Spin fishing is an ideal way to begin trout fishing as the skills involved are easily mastered. A basic rod, reel and line, plus a few lures are all that is necessary to give the novice a good chance of catching trout. Watercraft and knowledge of trout habits learned while spin fishing is the perfect grounding for anglers wanting to move on to methods like fly-fishing, or jigging from a boat.
Spin fishing, or to use its common name, ‘spinning,’ is fishing for trout with lures which imitate small fish. Popular lures include a black and gold ‘toby’ or Rapala and soft baits are cast with an outfit consisting of a fixed spool reel loaded with suitable monofilament line, and a single-handed spinning rod, ideally between 1.80m and 2.40m long.
However, remember that scented softbaits are banned in freshwater.
The reel is the most important part of a spinning outfit and, like most things in life, you get what you pay for. Buy the best you can afford. Reels are available in right or left-hand wind or ambidextrous models. Buy a right or left hand wind model as suits you. There is no point in paying for an ambidextrous model if you are going to use the handle on the same side all the time. The essentials for a good reel are trouble-free operation, lightness and size. Apply the Goldilocks principle by choosing one that is just right – a reel large enough to carry sufficient line, but not so big as to be cumbersome.
The rod should be around two metres long and as light at possible but with enough power to cast a lure weighing 7-10gms. The handle should be comfortable to hold and the reel fitting secure. Guides lined with a tough ceramic material are preferable to chromed wire ones as they won’t wear out or develop sharp edges to chafe the line. The price of a rod varies considerably according to the material it is made from. The quality of reel fitting and guides adds to the price, too. Again buy the best you can afford.
Use a line with 3-4kg breaking strain. Such a line should be capable of landing most fish in all but the toughest conditions.
A small spool of nylon of slightly lower breaking strain than the main line is advisable. A short piece of this thinner line is connected to the main line by a swivel, which also prevents spinning lures from kinking the main line. The other end of the trace is tied directly to the lure. This prevents the loss of the main line when a lure becomes irretrievably snagged, as this weak link will break first.
For more information on spin fishing, download our Spin Fishing How-to Guide brochure here.
Code of Conduct
Please consider the rights of others and observe the anglers’ code of conduct. Some of the key messages are:
• If no Fish & Game access sign is present, always ask permission from the land occupier before crossing private property.
• Do not park vehicles so that they obstruct gateways or cause a hazard on the road or access way.
• Do not interfere with livestock, crops, machinery or other property.

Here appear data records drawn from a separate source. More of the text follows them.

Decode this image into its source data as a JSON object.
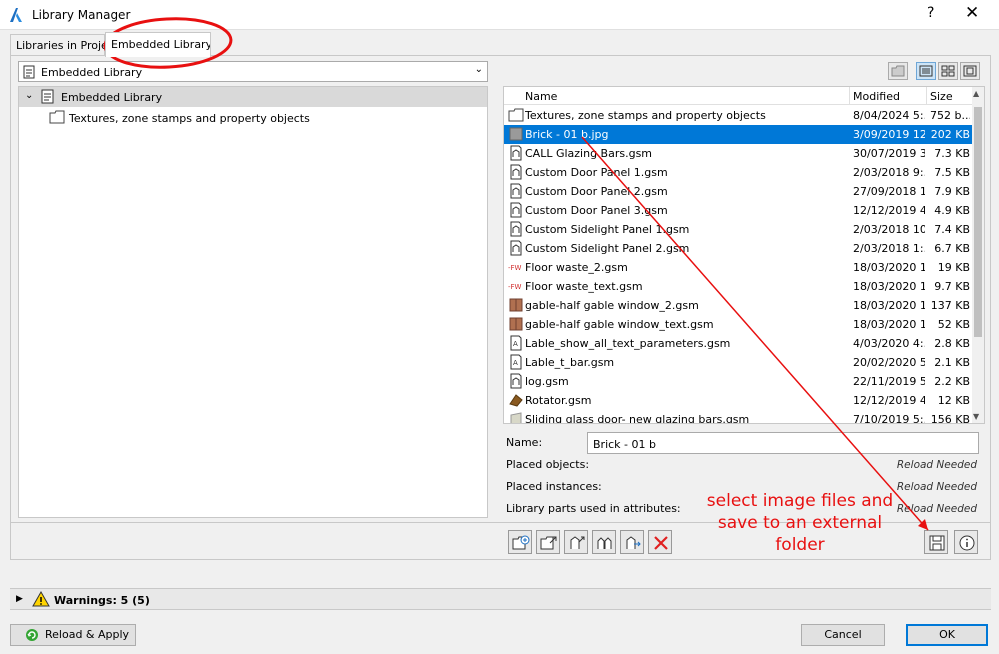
{
  "window": {
    "title": "Library Manager",
    "help": "?",
    "close": "✕"
  },
  "tabs": [
    {
      "label": "Libraries in Project"
    },
    {
      "label": "Embedded Library"
    }
  ],
  "library_select": {
    "value": "Embedded Library"
  },
  "tree": {
    "root": "Embedded Library",
    "child": "Textures, zone stamps and property objects"
  },
  "list": {
    "columns": {
      "name": "Name",
      "modified": "Modified",
      "size": "Size"
    },
    "rows": [
      {
        "icon": "folder-icon",
        "name": "Textures, zone stamps and property objects",
        "modified": "8/04/2024 5:...",
        "size": "752 b..."
      },
      {
        "icon": "image-file-icon",
        "name": "Brick - 01 b.jpg",
        "modified": "3/09/2019 12...",
        "size": "202 KB",
        "selected": true
      },
      {
        "icon": "gsm-object-icon",
        "name": "CALL Glazing Bars.gsm",
        "modified": "30/07/2019 3...",
        "size": "7.3 KB"
      },
      {
        "icon": "gsm-object-icon",
        "name": "Custom Door Panel 1.gsm",
        "modified": "2/03/2018 9:...",
        "size": "7.5 KB"
      },
      {
        "icon": "gsm-object-icon",
        "name": "Custom Door Panel 2.gsm",
        "modified": "27/09/2018 1...",
        "size": "7.9 KB"
      },
      {
        "icon": "gsm-object-icon",
        "name": "Custom Door Panel 3.gsm",
        "modified": "12/12/2019 4...",
        "size": "4.9 KB"
      },
      {
        "icon": "gsm-object-icon",
        "name": "Custom Sidelight Panel 1.gsm",
        "modified": "2/03/2018 10...",
        "size": "7.4 KB"
      },
      {
        "icon": "gsm-object-icon",
        "name": "Custom Sidelight Panel 2.gsm",
        "modified": "2/03/2018 1:...",
        "size": "6.7 KB"
      },
      {
        "icon": "floor-waste-icon",
        "name": "Floor waste_2.gsm",
        "modified": "18/03/2020 1...",
        "size": "19 KB"
      },
      {
        "icon": "floor-waste-icon",
        "name": "Floor waste_text.gsm",
        "modified": "18/03/2020 1...",
        "size": "9.7 KB"
      },
      {
        "icon": "window-object-icon",
        "name": "gable-half gable window_2.gsm",
        "modified": "18/03/2020 1...",
        "size": "137 KB"
      },
      {
        "icon": "window-object-icon",
        "name": "gable-half gable window_text.gsm",
        "modified": "18/03/2020 1...",
        "size": "52 KB"
      },
      {
        "icon": "label-object-icon",
        "name": "Lable_show_all_text_parameters.gsm",
        "modified": "4/03/2020 4:...",
        "size": "2.8 KB"
      },
      {
        "icon": "label-object-icon",
        "name": "Lable_t_bar.gsm",
        "modified": "20/02/2020 5...",
        "size": "2.1 KB"
      },
      {
        "icon": "gsm-object-icon",
        "name": "log.gsm",
        "modified": "22/11/2019 5...",
        "size": "2.2 KB"
      },
      {
        "icon": "rotator-object-icon",
        "name": "Rotator.gsm",
        "modified": "12/12/2019 4...",
        "size": "12 KB"
      },
      {
        "icon": "door-object-icon",
        "name": "Sliding glass door- new glazing bars.gsm",
        "modified": "7/10/2019 5:...",
        "size": "156 KB"
      }
    ]
  },
  "properties": {
    "name_label": "Name:",
    "name_value": "Brick - 01 b",
    "placed_objects_label": "Placed objects:",
    "placed_objects_value": "Reload Needed",
    "placed_instances_label": "Placed instances:",
    "placed_instances_value": "Reload Needed",
    "attributes_label": "Library parts used in attributes:",
    "attributes_value": "Reload Needed"
  },
  "warnings": {
    "label": "Warnings: 5 (5)"
  },
  "footer": {
    "reload": "Reload & Apply",
    "cancel": "Cancel",
    "ok": "OK"
  },
  "annotation": {
    "text": "select image files and save to an external folder",
    "color": "#e81010"
  },
  "colors": {
    "selection": "#0078d7",
    "primary_border": "#0078d7"
  }
}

• Always use gates, stiles or other recognised access points and avoid damage to fences.
• Always fish in a sporting manner.
To read the whole Code click here.
Like other countries, New Zealand is trying hard to prevent the spread of aquatic pests, both plants and animals...
The only way we can protect our rivers in the long term is if we all CHECK, CLEAN and DRY all our gear before we move from one river or lake to another anywhere in the country. Visit the link here for more details and what you can do to help keep our waters pest-free.